Most addiction treatment centers will customize therapies for each individual patient based on their personal recovery needs. For instance, those who have strained family relationships can benefit greatly from family therapy, which teaches family members the ins and outs of addiction, and about how to communicate more effectively with one another.

Here are common therapies for psychological addiction:

  • Individual counseling. Patients meet one-on-one with therapists to identify and overcome the root causes of their addiction.
  • Group counseling. Group therapy allows patients to bond with others in recovery who share similar struggles with addiction, and to openly discuss their thoughts and emotions surrounding addiction.
  • Family counseling. Families affected by addiction can learn more about causes and behaviors associated with addiction so they can help their loved ones achieve lasting sobriety.
  • Experiential therapy. These therapies focus on experiences that help patients address, cope with, and overcome psychological addiction.

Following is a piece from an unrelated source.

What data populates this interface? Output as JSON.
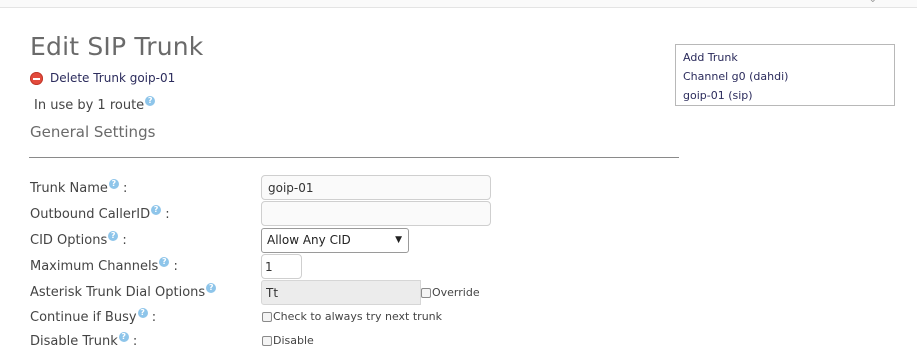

Examples of experiential therapy include equine therapy, art therapy, and wilderness therapy.
  • Cognitive-behavioral therapy. CBT helps patients identify and overcome negative behaviors and thought-processes driving their addiction.
  • Contingency management intervention. Patients who remain abstinent from drug and alcohol use are given rewards in the form of vouchers, gift certificates, and other prizes to encourage and reinforce sobriety.
  • Twelve-step support groups. Alcoholics Anonymous and Narcotics Anonymous are common 12-step facilitation therapies that teach patients how to recover from substance abuse and stay sober for life.

Many therapies for psychological addiction are usually offered in aftercare programs for patients who want ongoing treatment to maintain lifelong sobriety. Patients who receive ongoing addiction treatment in the form of 12-step support groups and relapse prevention education often fare best with sobriety, and learn tips and tricks needed to handle themselves in situations that could lead to relapse.